Two companies that are vying to help manage welfare claims for 1 million Hoosiers have faced complaints elsewhere, including long hold times on the phone, gross overpayments and denial of aid to qualified applicants.
At least one state, Texas, has suspended plans to take a pilot welfare program statewide with one of the companies, Accenture. The other company, ACS, also has faced complaints and once employed Mitch Roob, who now leads Indiana's Family and Social Services Administration.
The grievances about the two companies represent only a fraction of the work they do around the world. But they add to the fears of skeptics who say the state should re-examine its $1 billion proposal to privatize the distribution of aid to Indiana's poor, elderly and disabled.
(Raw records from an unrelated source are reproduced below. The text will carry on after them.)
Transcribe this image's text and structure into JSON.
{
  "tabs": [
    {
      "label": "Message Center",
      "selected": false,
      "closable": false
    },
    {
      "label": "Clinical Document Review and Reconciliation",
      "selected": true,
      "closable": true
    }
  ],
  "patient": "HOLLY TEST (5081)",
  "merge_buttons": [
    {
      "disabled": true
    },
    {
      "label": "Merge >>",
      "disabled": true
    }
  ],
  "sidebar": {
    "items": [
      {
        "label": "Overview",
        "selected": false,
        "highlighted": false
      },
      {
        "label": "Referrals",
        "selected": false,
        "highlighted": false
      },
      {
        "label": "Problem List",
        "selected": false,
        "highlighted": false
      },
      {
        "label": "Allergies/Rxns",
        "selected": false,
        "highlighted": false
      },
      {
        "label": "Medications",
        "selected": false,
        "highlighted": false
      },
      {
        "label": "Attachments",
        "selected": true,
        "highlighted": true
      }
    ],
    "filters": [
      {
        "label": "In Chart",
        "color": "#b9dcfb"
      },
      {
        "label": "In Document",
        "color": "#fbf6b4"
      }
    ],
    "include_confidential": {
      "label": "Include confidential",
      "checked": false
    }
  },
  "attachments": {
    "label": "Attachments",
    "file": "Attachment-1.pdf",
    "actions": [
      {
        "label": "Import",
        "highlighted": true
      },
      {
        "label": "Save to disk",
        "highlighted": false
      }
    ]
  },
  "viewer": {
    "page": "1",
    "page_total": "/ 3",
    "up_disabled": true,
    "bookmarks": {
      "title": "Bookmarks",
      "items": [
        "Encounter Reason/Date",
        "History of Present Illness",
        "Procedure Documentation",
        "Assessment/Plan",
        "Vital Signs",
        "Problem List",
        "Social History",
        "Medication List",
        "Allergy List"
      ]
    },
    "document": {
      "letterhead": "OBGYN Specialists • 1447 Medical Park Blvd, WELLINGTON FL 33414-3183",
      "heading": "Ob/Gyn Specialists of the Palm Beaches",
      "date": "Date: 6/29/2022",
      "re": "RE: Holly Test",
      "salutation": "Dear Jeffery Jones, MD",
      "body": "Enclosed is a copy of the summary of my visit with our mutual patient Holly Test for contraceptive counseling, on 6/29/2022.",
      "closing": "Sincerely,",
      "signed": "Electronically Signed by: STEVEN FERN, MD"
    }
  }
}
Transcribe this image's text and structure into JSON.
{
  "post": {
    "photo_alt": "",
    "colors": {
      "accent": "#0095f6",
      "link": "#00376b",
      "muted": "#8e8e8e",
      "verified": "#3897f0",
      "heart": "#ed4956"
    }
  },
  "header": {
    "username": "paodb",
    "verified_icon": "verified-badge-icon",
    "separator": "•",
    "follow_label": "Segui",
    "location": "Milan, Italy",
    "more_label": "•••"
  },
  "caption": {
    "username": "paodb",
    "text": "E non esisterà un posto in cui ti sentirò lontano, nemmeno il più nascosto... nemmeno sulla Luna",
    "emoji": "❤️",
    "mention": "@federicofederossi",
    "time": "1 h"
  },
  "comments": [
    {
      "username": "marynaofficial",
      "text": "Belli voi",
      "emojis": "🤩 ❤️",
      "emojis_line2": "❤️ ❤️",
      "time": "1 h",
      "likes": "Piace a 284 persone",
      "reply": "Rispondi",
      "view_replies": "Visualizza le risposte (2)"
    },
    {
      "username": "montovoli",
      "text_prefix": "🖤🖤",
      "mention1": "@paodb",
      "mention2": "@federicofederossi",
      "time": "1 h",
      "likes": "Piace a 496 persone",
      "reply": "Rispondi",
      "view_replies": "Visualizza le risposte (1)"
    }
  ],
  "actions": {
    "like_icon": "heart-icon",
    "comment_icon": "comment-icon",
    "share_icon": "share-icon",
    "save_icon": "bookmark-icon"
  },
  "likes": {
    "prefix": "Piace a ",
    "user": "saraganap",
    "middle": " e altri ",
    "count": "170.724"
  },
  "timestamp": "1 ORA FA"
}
Evans shares with Star readers the complete team comprising each of the two bidders. The so-called "IBM Group", which is the team FSSA Secretary Mitch Roob's former employer ACS is a part also includes, Arbor, Alpha Rae Personnel, CGI AMS, Crowe, Haverstick, Phoenix Data Corp., Public Consulting Group and RCR Technology Corp. This list provides yet another connection to Roob. His brother Matt formerly worked for Crowe in its Indianapolis office. Carmel-based Haverstick is the company partially owned and run by disgraced Conseco CEO Stephen Hilbert (Note: Haverstick's company website was down at the time this post first linked to it).
The so-called "Accenture Group" includes The Consultants Consortium, EDS, Crew Technology Services, Technology Partnership Group, DeLoitte Consulting, Professional Data Dimensions, Brijent and Borschoff, Johnson Matthews. EDS has held the contract to manage the state's Medicaid claims for more than a decade. Crew Technology Services is primarily a local IT staffing company with absolutely no experience with welfare services. Professional Data Dimensions is locally-based and is principally-owned by its co-founder, Wayne Patrick. His firm is a go-to firm locally whenever a larger company wants to include a politically-connected minority-owned firm in the mix.
ACS and Accenture are the lead partners for each respective group which will assume the greatest responsibility for administering the $1 billion privatization deal. And given their track record to date, there is no reason the state should believe either is capable of doing a better job than a well-managed state agency could perform these critical services. When your only choice it to choose between the lesser of two evils, it's time to cancel the bid and focus on improving the agency's performance.